o Dreamers, TPS recipients, and farmworkers will qualify for green cards immediately and can apply for citizenship after three years.
o All other unauthorized immigrants will receive a conditional status, including employment authorization, for five years, following which they can apply for citizenship after another three years, assuming they qualify. Applicants must be physically present in the United States on or before January 1, 2021. The Secretary of the Department of Homeland Security (DHS) may waive the presence requirement for those deported on or after January 20, 2017 who were physically present for at least three years prior to removal for family unity and other humanitarian purposes. Lastly, the bill further recognizes America as a nation of immigrants by changing the word “alien” to “noncitizen” in our immigration laws.

• Reforms to the family-based immigration system, including:

o Steps to clear backlogs, reduce wait times, and recapture lost visas
o Elimination of the 3- and 10-year unlawful presence bars
o Inclusion of spouses and children of lawful permanent residents as immediate family members not subject to the cap
o Increase of the per-country limits for family-based immigrants

• Reforms to the employment-based immigration system, including:

o Provisions to clear backlogs, reduce wait times, and recapture lost visas
o Elimination of the per-country limits for employment-based immigrants
o Provision of employment authorization for dependents of H-1B holders and protection to prevent children of H-1B holders from aging out
o Improvements for STEM advanced degree holders from U.S. universities to stay in the United States
o Improved access to green cards for workers in lower-wage industries
o Authorization for DHS to adjust visa numbers based on macroeconomic conditions
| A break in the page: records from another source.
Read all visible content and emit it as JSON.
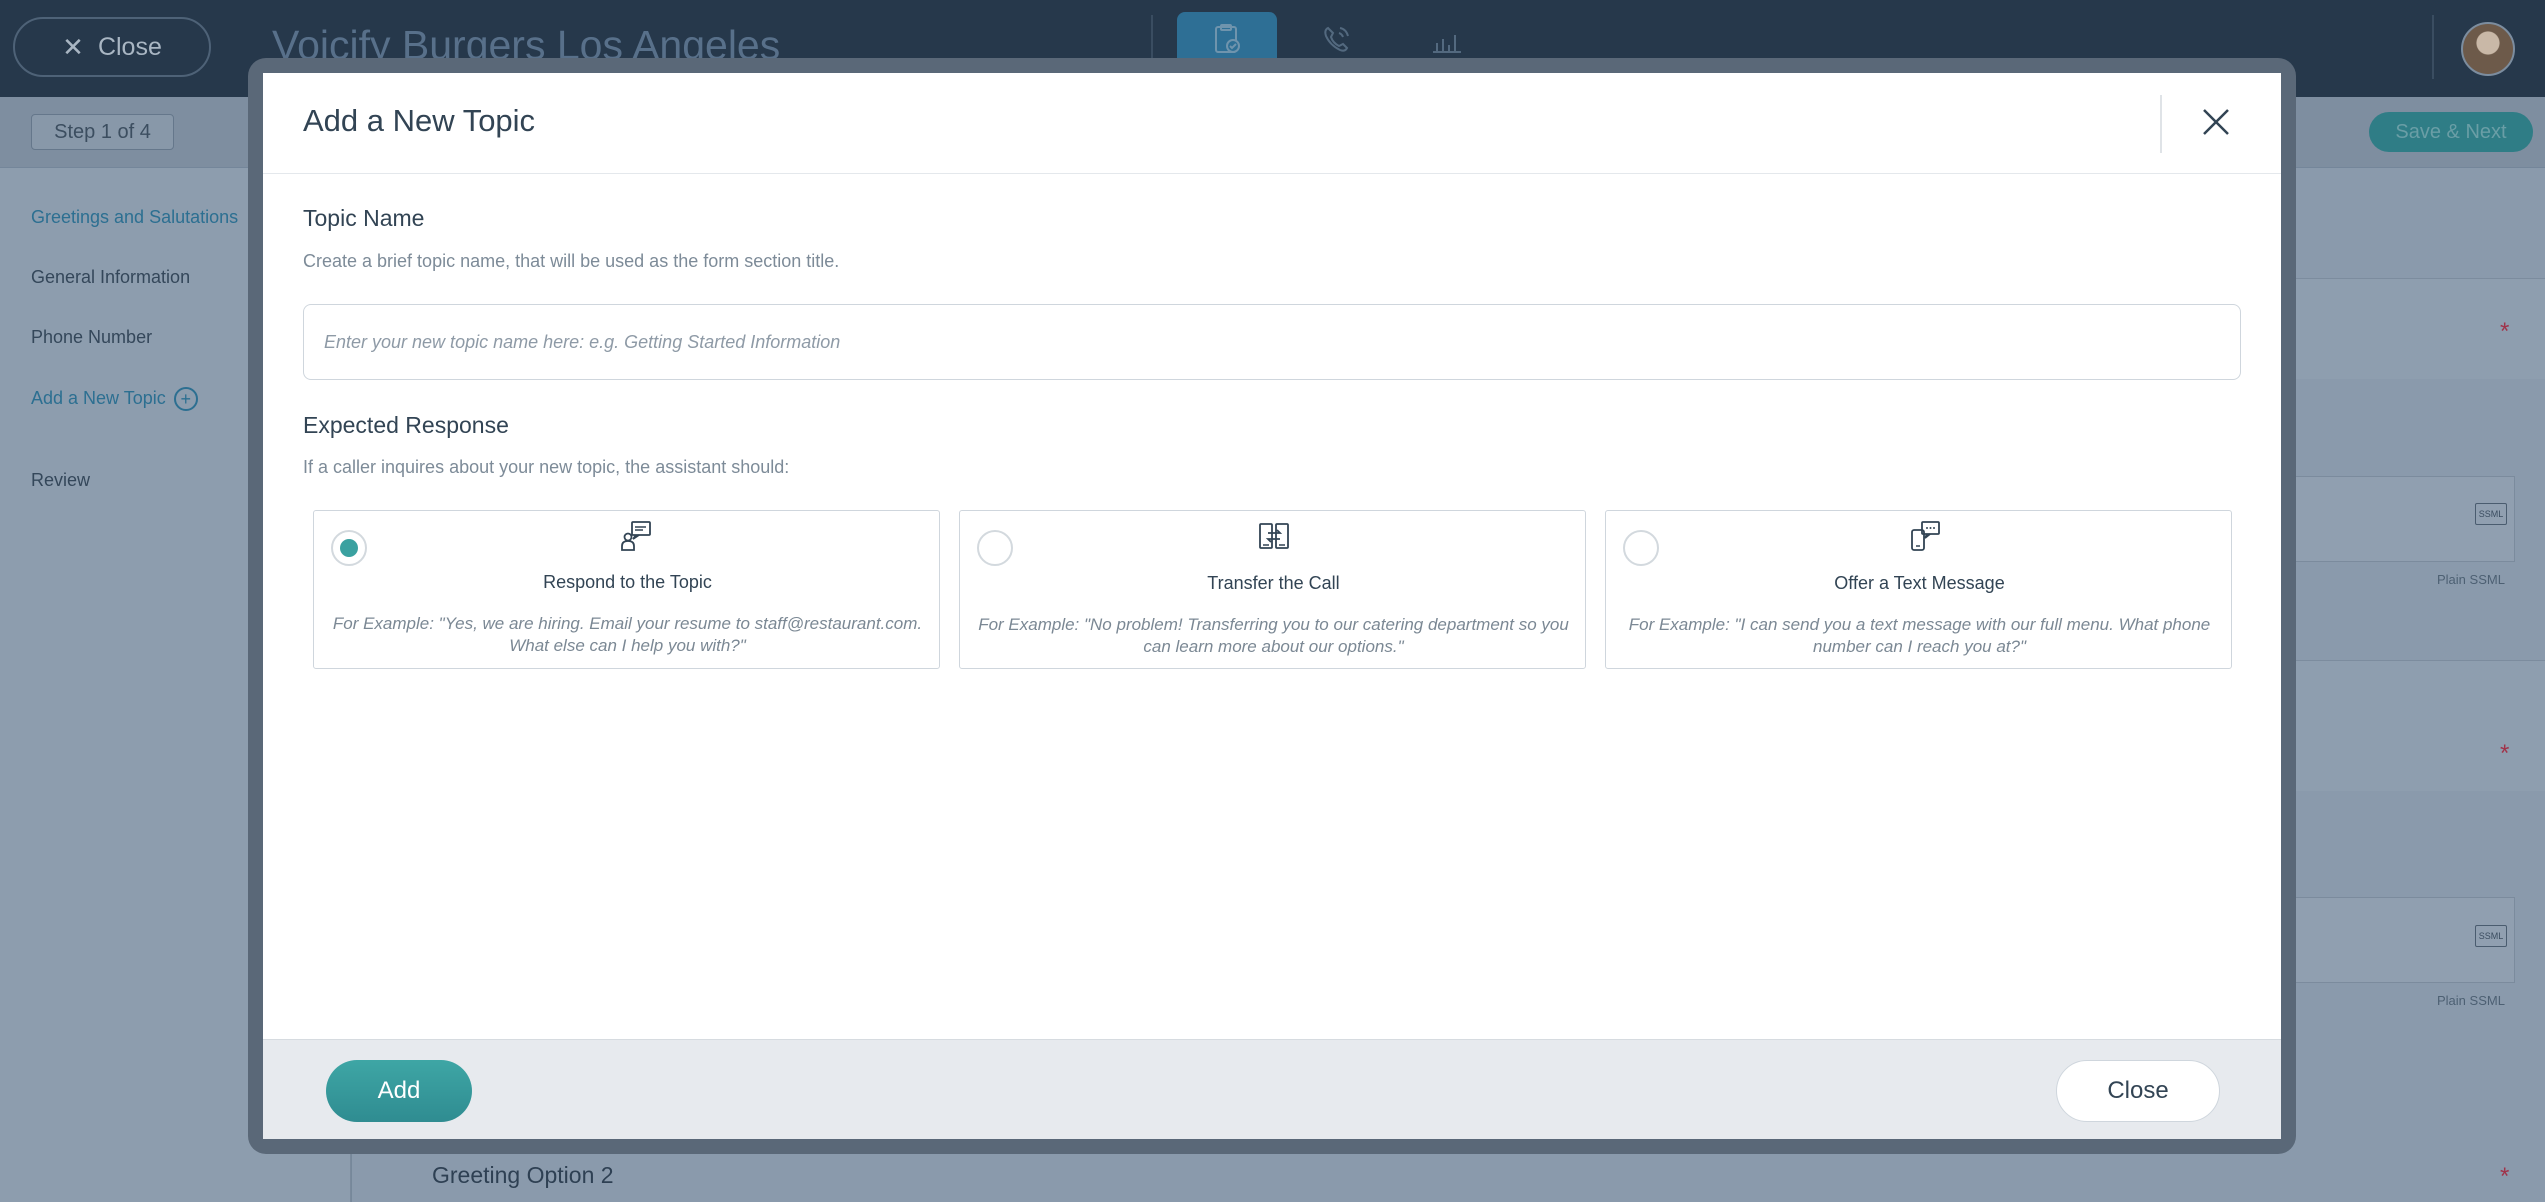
{
  "background": {
    "close_label": "Close",
    "app_title": "Voicify Burgers Los Angeles",
    "step_badge": "Step 1 of 4",
    "save_next_label": "Save & Next",
    "sidebar_items": [
      {
        "label": "Greetings and Salutations",
        "active": true
      },
      {
        "label": "General Information",
        "active": false
      },
      {
        "label": "Phone Number",
        "active": false
      },
      {
        "label": "Add a New Topic",
        "active": false
      },
      {
        "label": "Review",
        "active": false
      }
    ],
    "ssml_tag": "SSML",
    "plain_ssml": "Plain SSML",
    "required_mark": "*",
    "greeting_option_2": "Greeting Option 2"
  },
  "modal": {
    "title": "Add a New Topic",
    "topic_name": {
      "title": "Topic Name",
      "help": "Create a brief topic name, that will be used as the form section title.",
      "value": "",
      "placeholder": "Enter your new topic name here: e.g. Getting Started Information"
    },
    "expected_response": {
      "title": "Expected Response",
      "help": "If a caller inquires about your new topic, the assistant should:",
      "options": [
        {
          "label": "Respond to the Topic",
          "icon": "chat-person-icon",
          "selected": true,
          "example": "For Example: \"Yes, we are hiring. Email your resume to staff@restaurant.com. What else can I help you with?\""
        },
        {
          "label": "Transfer the Call",
          "icon": "transfer-icon",
          "selected": false,
          "example": "For Example: \"No problem! Transferring you to our catering department so you can learn more about our options.\""
        },
        {
          "label": "Offer a Text Message",
          "icon": "phone-message-icon",
          "selected": false,
          "example": "For Example: \"I can send you a text message with our full menu. What phone number can I reach you at?\""
        }
      ]
    },
    "footer": {
      "add_label": "Add",
      "close_label": "Close"
    }
  },
  "colors": {
    "accent": "#3aa1a0",
    "header_bg": "#26384b",
    "text": "#324454"
  }
}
• Diversity Visa Program will be increased to 80,000 visas per year (from 55,000)
• Reforms to the immigration courts, including steps to reduce backlogs and restoration of judicial discretion to grant relief
• Expansion of legal representation and legal orientation programs
• Improvements to asylum, U visa, T visa and VAWA humanitarian programs, including elimination of the 1-year asylum filing deadline and increase of the U visa cap to 30,000 visas
• Prohibition against future discriminatory bans such as the Muslim and African travel bans
• Reforms to manage the border and ports of entry including increased accountability measures and increased resources, technology, and infrastructure
• Programs and funding to address the root causes of migration from Central America
• Protection for workers from exploitation
• Improvements to the E-Verify employment verification system
• Funding for immigrant integration initiatives at the state, local and community level

The legislation faces an uphill climb in a narrowly divided Congress, where House Speaker Nancy Pelosi has just a five-vote margin and Senate Democrats do not have the 60 Democratic votes needed to pass the measure with just their party’s support. Administration officials argued Wednesday evening that the legislation was an attempt by President Joe Biden to restart a conversation on overhauling the US immigration system and said he remained open to negotiating.

Tagged Biden immigration bill, immigration policy, immigration reform bill 2021